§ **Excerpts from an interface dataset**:
^^^^
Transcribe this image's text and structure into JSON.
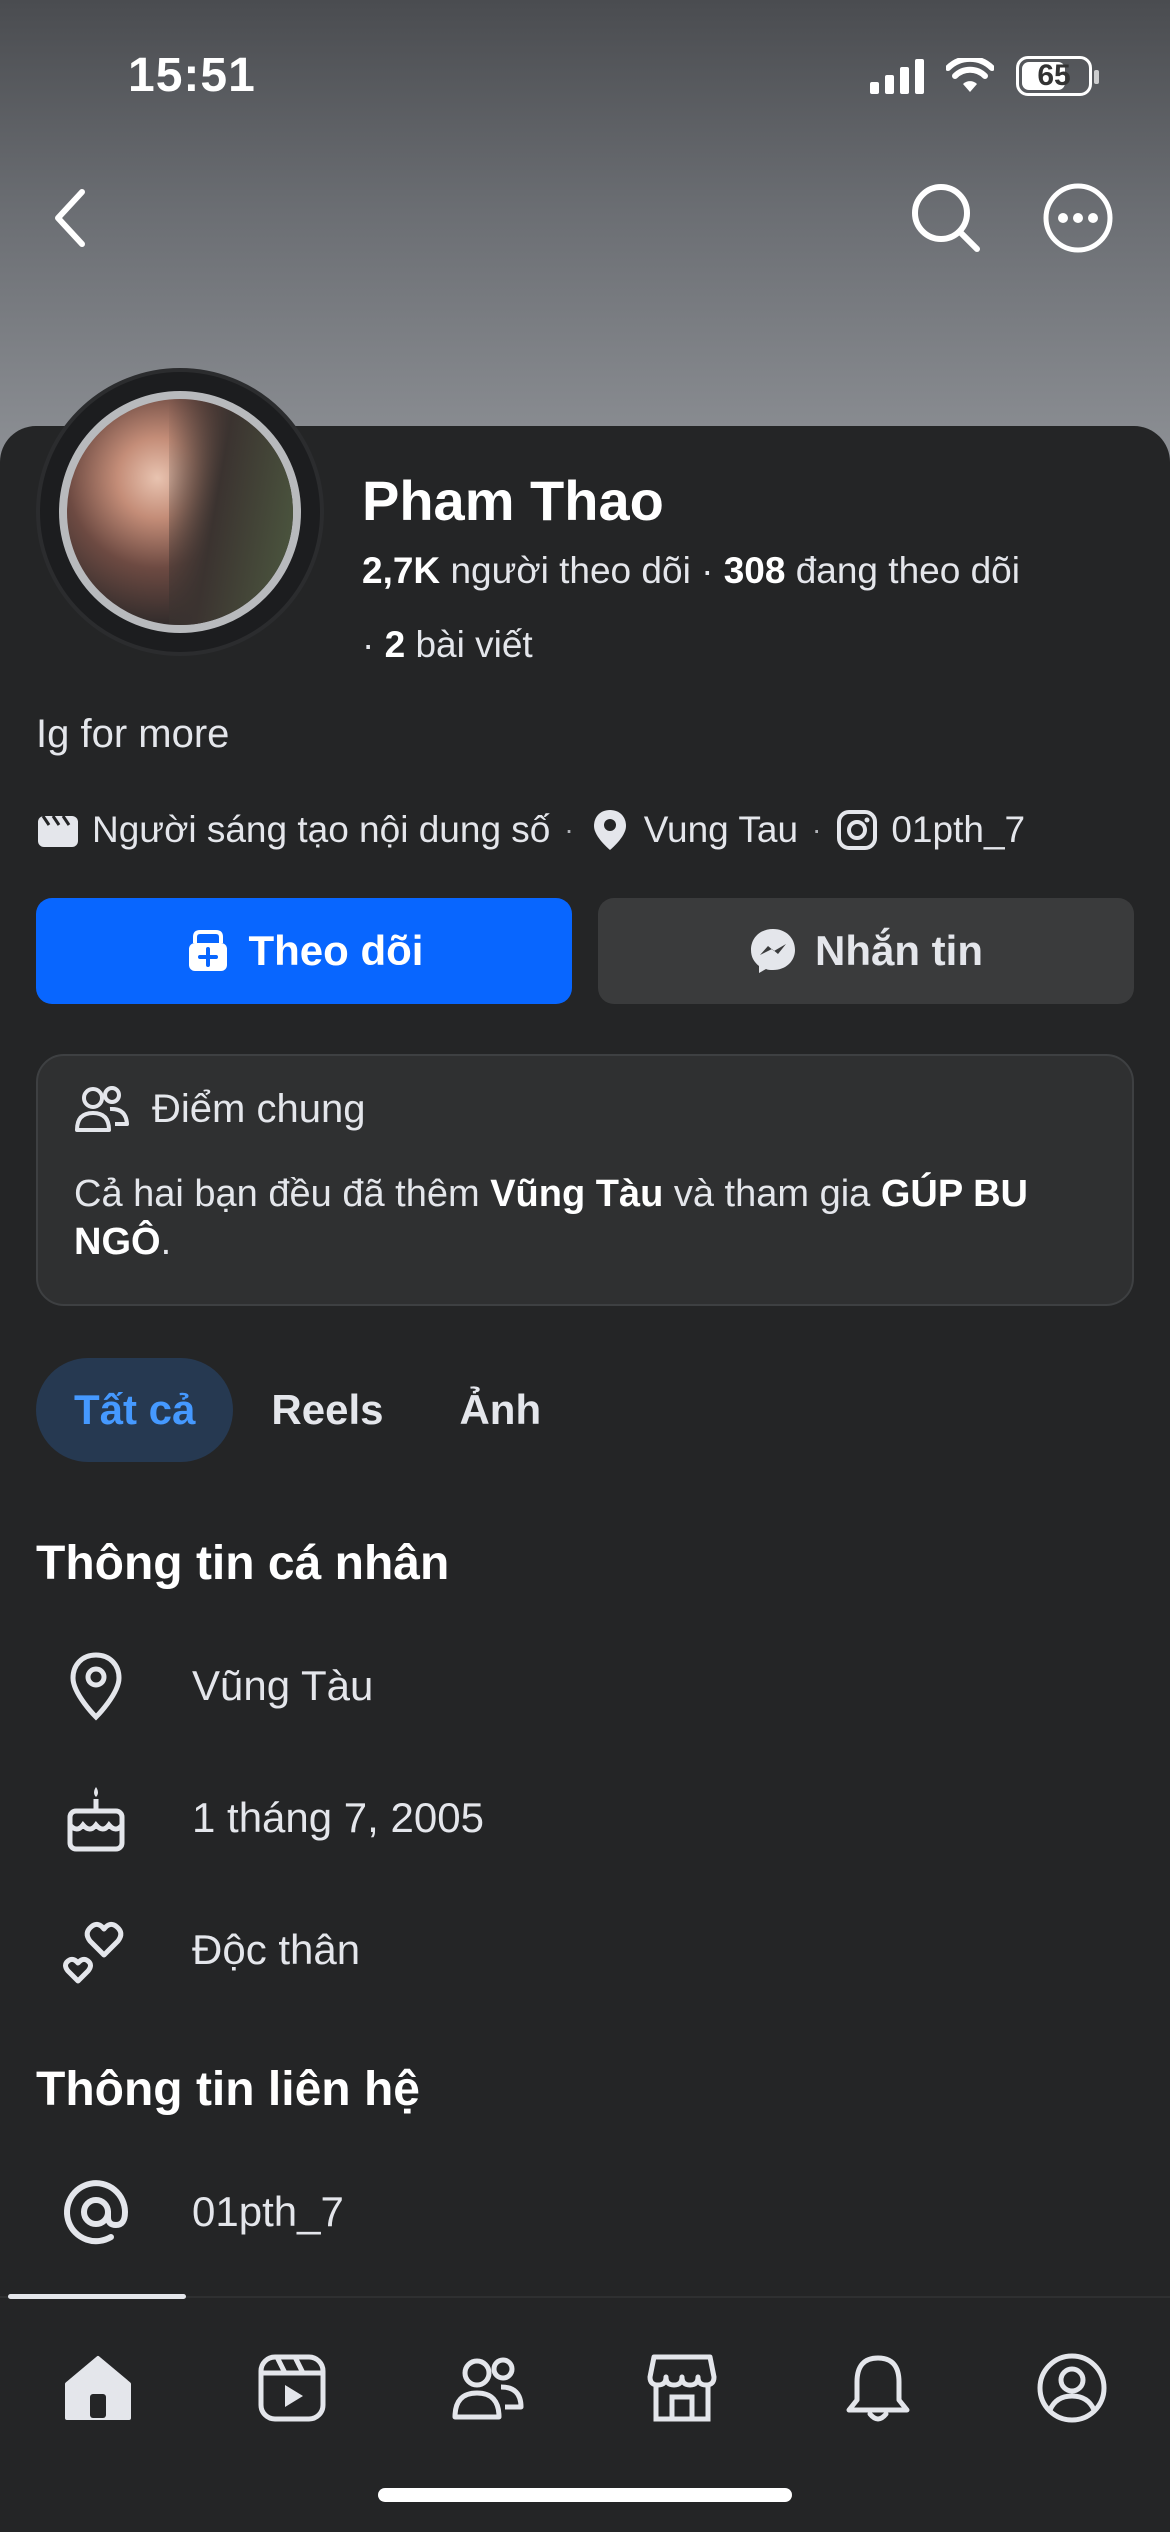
{
  "status_bar": {
    "time": "15:51",
    "battery": "65"
  },
  "profile": {
    "name": "Pham Thao",
    "followers_count": "2,7K",
    "followers_label": "người theo dõi",
    "following_count": "308",
    "following_label": "đang theo dõi",
    "posts_count": "2",
    "posts_label": "bài viết",
    "bio": "Ig for more"
  },
  "details": {
    "category": "Người sáng tạo nội dung số",
    "location": "Vung Tau",
    "instagram": "01pth_7"
  },
  "actions": {
    "follow_label": "Theo dõi",
    "message_label": "Nhắn tin"
  },
  "mutual": {
    "title": "Điểm chung",
    "text_prefix": "Cả hai bạn đều đã thêm ",
    "place": "Vũng Tàu",
    "text_mid": " và tham gia ",
    "group": "GÚP BU NGÔ",
    "text_suffix": "."
  },
  "tabs": [
    {
      "label": "Tất cả",
      "active": true
    },
    {
      "label": "Reels",
      "active": false
    },
    {
      "label": "Ảnh",
      "active": false
    }
  ],
  "personal_info": {
    "title": "Thông tin cá nhân",
    "location": "Vũng Tàu",
    "birthday": "1 tháng 7, 2005",
    "relationship": "Độc thân"
  },
  "contact_info": {
    "title": "Thông tin liên hệ",
    "username": "01pth_7"
  },
  "colors": {
    "primary": "#0866ff",
    "background": "#242526",
    "active_tab_bg": "#263951",
    "active_tab_text": "#4599ff"
  },
  "bottom_nav": [
    "home-icon",
    "video-icon",
    "friends-icon",
    "marketplace-icon",
    "bell-icon",
    "profile-icon"
  ]
}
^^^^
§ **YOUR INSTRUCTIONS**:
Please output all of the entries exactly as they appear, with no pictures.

§ **ANSWER TO THE PROBLEM**:
Transcribe this image's text and structure into JSON.
{
  "status_bar": {
    "time": "15:51",
    "battery": "65"
  },
  "profile": {
    "name": "Pham Thao",
    "followers_count": "2,7K",
    "followers_label": "người theo dõi",
    "following_count": "308",
    "following_label": "đang theo dõi",
    "posts_count": "2",
    "posts_label": "bài viết",
    "bio": "Ig for more"
  },
  "details": {
    "category": "Người sáng tạo nội dung số",
    "location": "Vung Tau",
    "instagram": "01pth_7"
  },
  "actions": {
    "follow_label": "Theo dõi",
    "message_label": "Nhắn tin"
  },
  "mutual": {
    "title": "Điểm chung",
    "text_prefix": "Cả hai bạn đều đã thêm ",
    "place": "Vũng Tàu",
    "text_mid": " và tham gia ",
    "group": "GÚP BU NGÔ",
    "text_suffix": "."
  },
  "tabs": [
    {
      "label": "Tất cả",
      "active": true
    },
    {
      "label": "Reels",
      "active": false
    },
    {
      "label": "Ảnh",
      "active": false
    }
  ],
  "personal_info": {
    "title": "Thông tin cá nhân",
    "location": "Vũng Tàu",
    "birthday": "1 tháng 7, 2005",
    "relationship": "Độc thân"
  },
  "contact_info": {
    "title": "Thông tin liên hệ",
    "username": "01pth_7"
  },
  "colors": {
    "primary": "#0866ff",
    "background": "#242526",
    "active_tab_bg": "#263951",
    "active_tab_text": "#4599ff"
  },
  "bottom_nav": [
    "home-icon",
    "video-icon",
    "friends-icon",
    "marketplace-icon",
    "bell-icon",
    "profile-icon"
  ]
}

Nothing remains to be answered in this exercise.